• [Prompt] Having read the records, set them all down exactly as they appear.

• [Input]
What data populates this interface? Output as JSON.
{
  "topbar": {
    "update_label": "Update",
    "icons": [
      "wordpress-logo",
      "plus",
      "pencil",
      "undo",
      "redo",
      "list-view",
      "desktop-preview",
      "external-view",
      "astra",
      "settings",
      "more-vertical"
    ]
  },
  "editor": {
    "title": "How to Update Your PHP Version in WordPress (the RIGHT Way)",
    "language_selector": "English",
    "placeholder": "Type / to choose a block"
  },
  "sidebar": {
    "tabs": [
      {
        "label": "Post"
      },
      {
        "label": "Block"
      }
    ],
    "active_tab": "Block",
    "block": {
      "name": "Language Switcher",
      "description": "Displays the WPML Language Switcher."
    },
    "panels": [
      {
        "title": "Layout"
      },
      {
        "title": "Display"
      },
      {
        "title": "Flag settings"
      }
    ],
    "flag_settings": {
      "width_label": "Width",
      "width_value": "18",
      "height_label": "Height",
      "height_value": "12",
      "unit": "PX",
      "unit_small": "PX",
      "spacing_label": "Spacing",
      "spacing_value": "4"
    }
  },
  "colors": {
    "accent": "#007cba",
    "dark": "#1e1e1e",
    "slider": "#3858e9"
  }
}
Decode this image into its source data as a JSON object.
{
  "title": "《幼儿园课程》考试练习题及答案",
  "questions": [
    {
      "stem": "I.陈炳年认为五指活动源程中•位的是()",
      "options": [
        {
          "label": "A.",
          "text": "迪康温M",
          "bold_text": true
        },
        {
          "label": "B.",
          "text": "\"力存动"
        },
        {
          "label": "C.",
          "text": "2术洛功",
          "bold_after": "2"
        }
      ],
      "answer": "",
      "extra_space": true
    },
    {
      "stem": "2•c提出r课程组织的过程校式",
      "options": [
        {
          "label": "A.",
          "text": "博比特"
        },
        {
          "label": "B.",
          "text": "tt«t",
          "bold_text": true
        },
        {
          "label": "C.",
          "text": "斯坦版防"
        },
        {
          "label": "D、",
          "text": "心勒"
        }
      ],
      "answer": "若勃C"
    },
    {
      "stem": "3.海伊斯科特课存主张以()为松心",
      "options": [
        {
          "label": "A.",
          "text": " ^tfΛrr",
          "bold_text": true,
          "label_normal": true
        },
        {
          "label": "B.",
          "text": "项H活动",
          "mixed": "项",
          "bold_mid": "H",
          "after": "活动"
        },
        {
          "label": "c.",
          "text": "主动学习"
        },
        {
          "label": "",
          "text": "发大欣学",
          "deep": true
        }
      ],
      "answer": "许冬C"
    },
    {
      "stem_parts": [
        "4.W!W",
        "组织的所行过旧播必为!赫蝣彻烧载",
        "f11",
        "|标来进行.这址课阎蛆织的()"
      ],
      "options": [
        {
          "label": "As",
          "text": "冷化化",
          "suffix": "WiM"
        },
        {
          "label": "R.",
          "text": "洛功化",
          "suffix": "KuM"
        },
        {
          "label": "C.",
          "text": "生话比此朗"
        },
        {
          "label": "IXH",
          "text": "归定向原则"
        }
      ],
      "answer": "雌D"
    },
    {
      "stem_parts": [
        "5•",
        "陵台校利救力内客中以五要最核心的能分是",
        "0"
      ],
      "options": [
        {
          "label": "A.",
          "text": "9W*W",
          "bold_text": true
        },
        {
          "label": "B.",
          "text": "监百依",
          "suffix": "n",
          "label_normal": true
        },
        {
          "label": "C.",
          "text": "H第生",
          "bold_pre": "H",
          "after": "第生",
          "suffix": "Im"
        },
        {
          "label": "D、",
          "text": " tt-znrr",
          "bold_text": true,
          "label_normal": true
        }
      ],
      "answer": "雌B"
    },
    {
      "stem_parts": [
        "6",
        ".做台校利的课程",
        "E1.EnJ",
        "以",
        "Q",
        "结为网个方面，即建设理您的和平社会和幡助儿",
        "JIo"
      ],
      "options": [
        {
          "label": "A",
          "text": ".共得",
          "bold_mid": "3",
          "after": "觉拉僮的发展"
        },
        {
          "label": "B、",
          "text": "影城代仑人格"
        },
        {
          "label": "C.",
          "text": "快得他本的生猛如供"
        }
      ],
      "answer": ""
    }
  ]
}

• [Answer]
What data populates this interface? Output as JSON.
{
  "topbar": {
    "update_label": "Update",
    "icons": [
      "wordpress-logo",
      "plus",
      "pencil",
      "undo",
      "redo",
      "list-view",
      "desktop-preview",
      "external-view",
      "astra",
      "settings",
      "more-vertical"
    ]
  },
  "editor": {
    "title": "How to Update Your PHP Version in WordPress (the RIGHT Way)",
    "language_selector": "English",
    "placeholder": "Type / to choose a block"
  },
  "sidebar": {
    "tabs": [
      {
        "label": "Post"
      },
      {
        "label": "Block"
      }
    ],
    "active_tab": "Block",
    "block": {
      "name": "Language Switcher",
      "description": "Displays the WPML Language Switcher."
    },
    "panels": [
      {
        "title": "Layout"
      },
      {
        "title": "Display"
      },
      {
        "title": "Flag settings"
      }
    ],
    "flag_settings": {
      "width_label": "Width",
      "width_value": "18",
      "height_label": "Height",
      "height_value": "12",
      "unit": "PX",
      "unit_small": "PX",
      "spacing_label": "Spacing",
      "spacing_value": "4"
    }
  },
  "colors": {
    "accent": "#007cba",
    "dark": "#1e1e1e",
    "slider": "#3858e9"
  }
}
Decode this image into its source data as a JSON object.
{
  "title": "《幼儿园课程》考试练习题及答案",
  "questions": [
    {
      "stem": "I.陈炳年认为五指活动源程中•位的是()",
      "options": [
        {
          "label": "A.",
          "text": "迪康温M",
          "bold_text": true
        },
        {
          "label": "B.",
          "text": "\"力存动"
        },
        {
          "label": "C.",
          "text": "2术洛功",
          "bold_after": "2"
        }
      ],
      "answer": "",
      "extra_space": true
    },
    {
      "stem": "2•c提出r课程组织的过程校式",
      "options": [
        {
          "label": "A.",
          "text": "博比特"
        },
        {
          "label": "B.",
          "text": "tt«t",
          "bold_text": true
        },
        {
          "label": "C.",
          "text": "斯坦版防"
        },
        {
          "label": "D、",
          "text": "心勒"
        }
      ],
      "answer": "若勃C"
    },
    {
      "stem": "3.海伊斯科特课存主张以()为松心",
      "options": [
        {
          "label": "A.",
          "text": " ^tfΛrr",
          "bold_text": true,
          "label_normal": true
        },
        {
          "label": "B.",
          "text": "项H活动",
          "mixed": "项",
          "bold_mid": "H",
          "after": "活动"
        },
        {
          "label": "c.",
          "text": "主动学习"
        },
        {
          "label": "",
          "text": "发大欣学",
          "deep": true
        }
      ],
      "answer": "许冬C"
    },
    {
      "stem_parts": [
        "4.W!W",
        "组织的所行过旧播必为!赫蝣彻烧载",
        "f11",
        "|标来进行.这址课阎蛆织的()"
      ],
      "options": [
        {
          "label": "As",
          "text": "冷化化",
          "suffix": "WiM"
        },
        {
          "label": "R.",
          "text": "洛功化",
          "suffix": "KuM"
        },
        {
          "label": "C.",
          "text": "生话比此朗"
        },
        {
          "label": "IXH",
          "text": "归定向原则"
        }
      ],
      "answer": "雌D"
    },
    {
      "stem_parts": [
        "5•",
        "陵台校利救力内客中以五要最核心的能分是",
        "0"
      ],
      "options": [
        {
          "label": "A.",
          "text": "9W*W",
          "bold_text": true
        },
        {
          "label": "B.",
          "text": "监百依",
          "suffix": "n",
          "label_normal": true
        },
        {
          "label": "C.",
          "text": "H第生",
          "bold_pre": "H",
          "after": "第生",
          "suffix": "Im"
        },
        {
          "label": "D、",
          "text": " tt-znrr",
          "bold_text": true,
          "label_normal": true
        }
      ],
      "answer": "雌B"
    },
    {
      "stem_parts": [
        "6",
        ".做台校利的课程",
        "E1.EnJ",
        "以",
        "Q",
        "结为网个方面，即建设理您的和平社会和幡助儿",
        "JIo"
      ],
      "options": [
        {
          "label": "A",
          "text": ".共得",
          "bold_mid": "3",
          "after": "觉拉僮的发展"
        },
        {
          "label": "B、",
          "text": "影城代仑人格"
        },
        {
          "label": "C.",
          "text": "快得他本的生猛如供"
        }
      ],
      "answer": ""
    }
  ]
}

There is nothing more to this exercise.